For this exercise, write out each entry below exactly as it reads.

____

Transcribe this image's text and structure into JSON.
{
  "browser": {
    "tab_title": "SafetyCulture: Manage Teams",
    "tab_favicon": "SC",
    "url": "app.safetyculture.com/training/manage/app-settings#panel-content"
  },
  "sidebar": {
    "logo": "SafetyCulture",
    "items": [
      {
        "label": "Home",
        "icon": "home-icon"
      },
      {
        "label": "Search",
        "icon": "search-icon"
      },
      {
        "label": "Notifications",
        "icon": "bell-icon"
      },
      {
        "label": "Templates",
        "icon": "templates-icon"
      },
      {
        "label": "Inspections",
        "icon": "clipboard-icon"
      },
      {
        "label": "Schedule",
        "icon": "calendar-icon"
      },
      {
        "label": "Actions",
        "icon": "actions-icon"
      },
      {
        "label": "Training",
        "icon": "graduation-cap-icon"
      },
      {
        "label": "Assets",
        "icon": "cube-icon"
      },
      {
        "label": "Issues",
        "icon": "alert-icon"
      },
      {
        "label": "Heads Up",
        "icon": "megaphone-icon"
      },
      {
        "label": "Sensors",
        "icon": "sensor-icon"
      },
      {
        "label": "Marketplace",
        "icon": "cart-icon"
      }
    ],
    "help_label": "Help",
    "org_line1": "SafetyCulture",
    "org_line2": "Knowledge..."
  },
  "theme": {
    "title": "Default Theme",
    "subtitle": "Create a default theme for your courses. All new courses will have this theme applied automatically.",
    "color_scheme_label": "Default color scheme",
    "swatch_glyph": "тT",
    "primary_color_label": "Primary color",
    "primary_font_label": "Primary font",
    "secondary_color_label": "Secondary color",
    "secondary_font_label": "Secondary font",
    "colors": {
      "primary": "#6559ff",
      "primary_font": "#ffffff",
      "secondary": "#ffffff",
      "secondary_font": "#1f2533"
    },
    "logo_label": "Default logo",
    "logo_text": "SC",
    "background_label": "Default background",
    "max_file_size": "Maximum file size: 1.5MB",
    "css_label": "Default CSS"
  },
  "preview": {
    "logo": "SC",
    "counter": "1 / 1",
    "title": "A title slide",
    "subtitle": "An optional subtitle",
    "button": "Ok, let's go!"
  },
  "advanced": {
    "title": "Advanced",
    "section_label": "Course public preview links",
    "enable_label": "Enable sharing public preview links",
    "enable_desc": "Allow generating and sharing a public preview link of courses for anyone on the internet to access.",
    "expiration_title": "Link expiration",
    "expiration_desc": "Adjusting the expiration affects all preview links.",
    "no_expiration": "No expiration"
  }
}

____

**OUTPUT**
Transcribe this image's text and structure into JSON.
{
  "browser": {
    "tab_title": "SafetyCulture: Manage Teams",
    "tab_favicon": "SC",
    "url": "app.safetyculture.com/training/manage/app-settings#panel-content"
  },
  "sidebar": {
    "logo": "SafetyCulture",
    "items": [
      {
        "label": "Home",
        "icon": "home-icon"
      },
      {
        "label": "Search",
        "icon": "search-icon"
      },
      {
        "label": "Notifications",
        "icon": "bell-icon"
      },
      {
        "label": "Templates",
        "icon": "templates-icon"
      },
      {
        "label": "Inspections",
        "icon": "clipboard-icon"
      },
      {
        "label": "Schedule",
        "icon": "calendar-icon"
      },
      {
        "label": "Actions",
        "icon": "actions-icon"
      },
      {
        "label": "Training",
        "icon": "graduation-cap-icon"
      },
      {
        "label": "Assets",
        "icon": "cube-icon"
      },
      {
        "label": "Issues",
        "icon": "alert-icon"
      },
      {
        "label": "Heads Up",
        "icon": "megaphone-icon"
      },
      {
        "label": "Sensors",
        "icon": "sensor-icon"
      },
      {
        "label": "Marketplace",
        "icon": "cart-icon"
      }
    ],
    "help_label": "Help",
    "org_line1": "SafetyCulture",
    "org_line2": "Knowledge..."
  },
  "theme": {
    "title": "Default Theme",
    "subtitle": "Create a default theme for your courses. All new courses will have this theme applied automatically.",
    "color_scheme_label": "Default color scheme",
    "swatch_glyph": "тT",
    "primary_color_label": "Primary color",
    "primary_font_label": "Primary font",
    "secondary_color_label": "Secondary color",
    "secondary_font_label": "Secondary font",
    "colors": {
      "primary": "#6559ff",
      "primary_font": "#ffffff",
      "secondary": "#ffffff",
      "secondary_font": "#1f2533"
    },
    "logo_label": "Default logo",
    "logo_text": "SC",
    "background_label": "Default background",
    "max_file_size": "Maximum file size: 1.5MB",
    "css_label": "Default CSS"
  },
  "preview": {
    "logo": "SC",
    "counter": "1 / 1",
    "title": "A title slide",
    "subtitle": "An optional subtitle",
    "button": "Ok, let's go!"
  },
  "advanced": {
    "title": "Advanced",
    "section_label": "Course public preview links",
    "enable_label": "Enable sharing public preview links",
    "enable_desc": "Allow generating and sharing a public preview link of courses for anyone on the internet to access.",
    "expiration_title": "Link expiration",
    "expiration_desc": "Adjusting the expiration affects all preview links.",
    "no_expiration": "No expiration"
  }
}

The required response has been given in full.